Beijing airport explosion
A 34-year-old man in a wheelchair, upset over a crippling beating he received years ago from rogue security guards in a southern city, detonated a home-made explosive device outside the international arrival hall at Terminal 3 of the Beijing Capital International Airport on July 20, 2013, receiving serious injuries.
Security tighter at China's airports after bomb set off
Authorities deny tighter measures are in response to weekend blast in Beijing
Some mainland airports have ramped up security checks after a home-made bomb was set off at Beijing Capital International Airport at the weekend, but the government denied that the new measures were linked to the small blast.
The intensity of the checks varies, but air travellers generally had their shoes and belts inspected and were also screened by multiple explosives detectors. Luggage was also screened more closely.
The prolonged boarding process resulted in complaints from some travellers about delays.
On Saturday, a wheelchair-bound man from Shandong detonated a pack of black flammable powder in protest over an injustice he said he suffered while working in Dongguan , Guangdong, eight years ago. He injured himself and an airport security guard.
A spokeswoman for the Civil Aviation Administration of China said yesterday that the explosion in Terminal 3 had nothing to do with the security increase.
"Summer vacation has begun. The security increase is to better ensure passenger safety as air passenger flow increases considerably. We do it every year," she said, without giving her name.
"The explosion at Terminal 3 was an isolated incident. It would not change the security level and management at Chinese airports."
Meanwhile, Beijing airport authorities said they were merely following orders to increase security checks, but declined to say if it was related to the explosion. They also warned passengers of possible delays.
"The increase of summer passenger flow, coupled with more security checks, could make boarding take longer than usual," said an airport spokesperson, who also declined to be named.
"We have taken all possible measures to ensure safety. Passengers can come and go without fear or worries."
But some travellers were still on edge. On Sunday, a 48-year-old man from Meizhou , Guangdong, was detained in Beijing's Terminal 3 for handing out leaflets. The Beijing Morning Post reported his actions caused some people to panic.
Some travellers at Shanghai Hongqiao International Airport also complained about stepped-up security, according to the Jiefang Daily.
Elsewhere, Shenzhen Baoan International Airport set up bomb detectors in the departure area and passengers were screened before entering the airport, according to The Southern Metropolis Daily.
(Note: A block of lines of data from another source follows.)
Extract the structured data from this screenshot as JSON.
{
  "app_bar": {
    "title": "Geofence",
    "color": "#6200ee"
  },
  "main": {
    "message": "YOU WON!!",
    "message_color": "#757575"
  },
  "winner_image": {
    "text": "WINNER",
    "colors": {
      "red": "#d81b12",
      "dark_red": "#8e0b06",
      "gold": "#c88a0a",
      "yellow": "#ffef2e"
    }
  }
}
A SWAT team patrolled Guiyang Longdongbao International Airport in Guizhou on Monday, according to the Guizhou Business News. In Jiangxi , a puffer explosive detection machine was used for the first time at Nanchang Changbei International Airport, Information Daily reports.